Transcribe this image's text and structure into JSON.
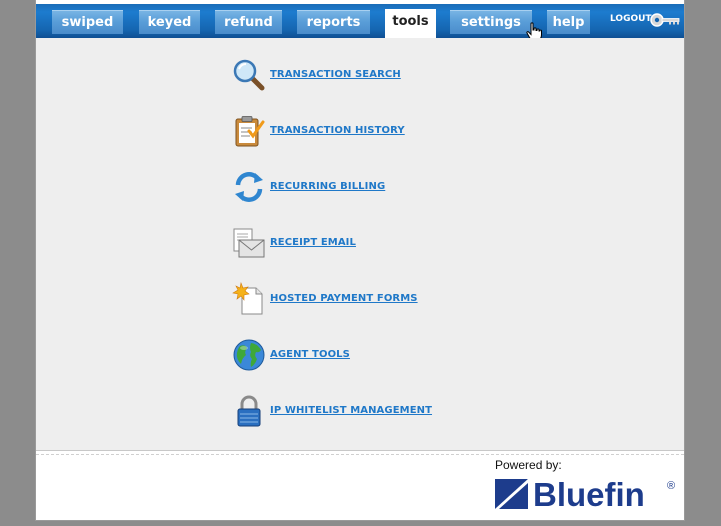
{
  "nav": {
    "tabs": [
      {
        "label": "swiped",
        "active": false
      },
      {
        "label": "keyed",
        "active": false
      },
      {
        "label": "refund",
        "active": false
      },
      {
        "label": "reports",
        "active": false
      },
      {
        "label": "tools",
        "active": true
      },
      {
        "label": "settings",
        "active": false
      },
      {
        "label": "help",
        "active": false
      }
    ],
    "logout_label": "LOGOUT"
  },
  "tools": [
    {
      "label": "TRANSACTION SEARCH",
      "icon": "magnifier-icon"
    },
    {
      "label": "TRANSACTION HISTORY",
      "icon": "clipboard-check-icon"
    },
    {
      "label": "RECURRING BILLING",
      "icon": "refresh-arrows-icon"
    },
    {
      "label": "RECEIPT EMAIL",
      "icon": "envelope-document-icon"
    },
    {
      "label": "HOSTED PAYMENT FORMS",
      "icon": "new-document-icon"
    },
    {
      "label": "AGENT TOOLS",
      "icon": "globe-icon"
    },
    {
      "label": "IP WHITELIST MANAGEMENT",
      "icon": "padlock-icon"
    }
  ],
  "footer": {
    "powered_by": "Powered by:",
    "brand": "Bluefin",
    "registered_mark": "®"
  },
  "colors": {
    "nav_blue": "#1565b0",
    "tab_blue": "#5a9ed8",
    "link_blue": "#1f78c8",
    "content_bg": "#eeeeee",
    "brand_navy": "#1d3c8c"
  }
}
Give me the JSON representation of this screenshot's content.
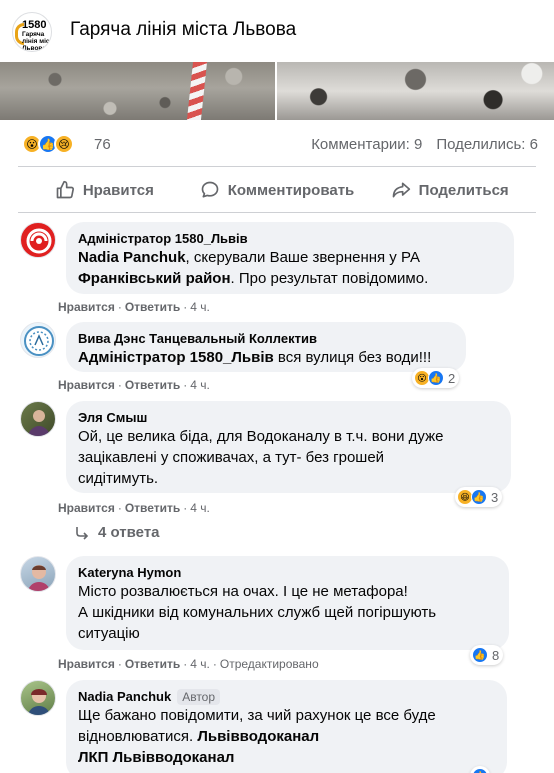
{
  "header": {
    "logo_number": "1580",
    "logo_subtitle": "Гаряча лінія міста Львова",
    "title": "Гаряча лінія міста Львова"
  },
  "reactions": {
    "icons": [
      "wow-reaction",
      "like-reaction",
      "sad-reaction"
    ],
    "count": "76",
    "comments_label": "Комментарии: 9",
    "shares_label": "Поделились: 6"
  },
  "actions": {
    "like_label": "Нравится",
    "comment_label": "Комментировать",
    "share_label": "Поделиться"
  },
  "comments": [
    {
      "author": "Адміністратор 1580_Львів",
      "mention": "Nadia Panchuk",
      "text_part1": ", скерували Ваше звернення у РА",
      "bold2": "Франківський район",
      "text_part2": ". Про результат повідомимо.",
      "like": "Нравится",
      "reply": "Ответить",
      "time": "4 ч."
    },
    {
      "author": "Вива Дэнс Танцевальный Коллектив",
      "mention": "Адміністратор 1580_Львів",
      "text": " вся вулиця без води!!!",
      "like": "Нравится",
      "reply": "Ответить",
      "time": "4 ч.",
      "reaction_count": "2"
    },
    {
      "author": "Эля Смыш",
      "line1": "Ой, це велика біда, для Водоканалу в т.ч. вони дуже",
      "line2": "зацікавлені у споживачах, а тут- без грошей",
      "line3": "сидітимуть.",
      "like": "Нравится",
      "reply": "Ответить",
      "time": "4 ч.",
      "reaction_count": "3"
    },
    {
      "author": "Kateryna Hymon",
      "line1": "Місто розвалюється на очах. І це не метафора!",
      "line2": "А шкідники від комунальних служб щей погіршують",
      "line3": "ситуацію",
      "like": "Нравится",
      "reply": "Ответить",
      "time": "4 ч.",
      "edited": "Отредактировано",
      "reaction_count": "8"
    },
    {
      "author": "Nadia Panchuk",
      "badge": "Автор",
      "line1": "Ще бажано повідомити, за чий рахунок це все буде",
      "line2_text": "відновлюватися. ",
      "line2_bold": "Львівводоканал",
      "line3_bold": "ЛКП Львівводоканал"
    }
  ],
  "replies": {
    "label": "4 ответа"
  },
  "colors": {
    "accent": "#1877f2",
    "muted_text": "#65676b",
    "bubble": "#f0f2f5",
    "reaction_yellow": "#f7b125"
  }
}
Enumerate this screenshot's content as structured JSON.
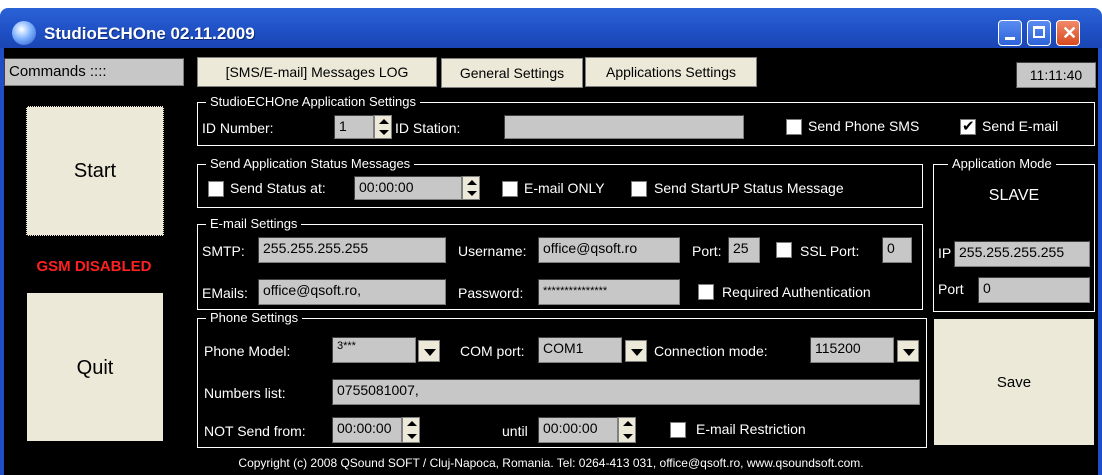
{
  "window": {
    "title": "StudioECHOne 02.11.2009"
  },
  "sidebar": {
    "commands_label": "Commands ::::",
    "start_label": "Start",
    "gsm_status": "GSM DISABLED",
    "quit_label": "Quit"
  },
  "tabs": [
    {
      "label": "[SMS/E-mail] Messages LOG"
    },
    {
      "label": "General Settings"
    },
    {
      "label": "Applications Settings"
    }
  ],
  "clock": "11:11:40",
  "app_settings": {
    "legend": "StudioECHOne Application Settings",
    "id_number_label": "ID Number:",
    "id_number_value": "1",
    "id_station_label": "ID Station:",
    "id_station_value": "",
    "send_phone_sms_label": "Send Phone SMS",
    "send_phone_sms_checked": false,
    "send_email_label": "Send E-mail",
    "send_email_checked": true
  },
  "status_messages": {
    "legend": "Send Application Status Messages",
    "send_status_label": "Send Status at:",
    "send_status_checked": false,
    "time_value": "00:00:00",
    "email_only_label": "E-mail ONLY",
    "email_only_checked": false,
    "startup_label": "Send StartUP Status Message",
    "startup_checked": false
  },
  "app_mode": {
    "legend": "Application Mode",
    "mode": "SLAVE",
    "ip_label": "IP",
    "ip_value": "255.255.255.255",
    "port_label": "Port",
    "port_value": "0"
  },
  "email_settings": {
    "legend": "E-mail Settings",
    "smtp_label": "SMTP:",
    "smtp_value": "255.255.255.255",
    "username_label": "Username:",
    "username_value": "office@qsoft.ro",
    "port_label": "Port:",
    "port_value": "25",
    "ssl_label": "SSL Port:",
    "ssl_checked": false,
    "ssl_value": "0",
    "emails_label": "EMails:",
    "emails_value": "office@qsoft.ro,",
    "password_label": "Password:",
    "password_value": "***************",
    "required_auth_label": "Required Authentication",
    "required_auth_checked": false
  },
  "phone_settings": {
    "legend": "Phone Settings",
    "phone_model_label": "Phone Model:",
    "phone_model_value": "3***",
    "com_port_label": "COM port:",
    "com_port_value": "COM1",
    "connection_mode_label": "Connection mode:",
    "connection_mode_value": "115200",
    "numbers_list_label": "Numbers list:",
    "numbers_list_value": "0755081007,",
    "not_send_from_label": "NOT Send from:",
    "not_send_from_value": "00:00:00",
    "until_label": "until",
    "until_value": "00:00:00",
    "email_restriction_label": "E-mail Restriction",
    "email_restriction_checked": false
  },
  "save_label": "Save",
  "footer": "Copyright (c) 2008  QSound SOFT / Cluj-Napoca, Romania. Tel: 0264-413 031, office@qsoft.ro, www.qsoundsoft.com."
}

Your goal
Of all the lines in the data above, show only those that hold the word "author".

Your response
      "author": "Адміністратор 1580_Львів",
      "author": "Вива Дэнс Танцевальный Коллектив",
      "author": "Эля Смыш",
      "author": "Kateryna Hymon",
      "author": "Nadia Panchuk",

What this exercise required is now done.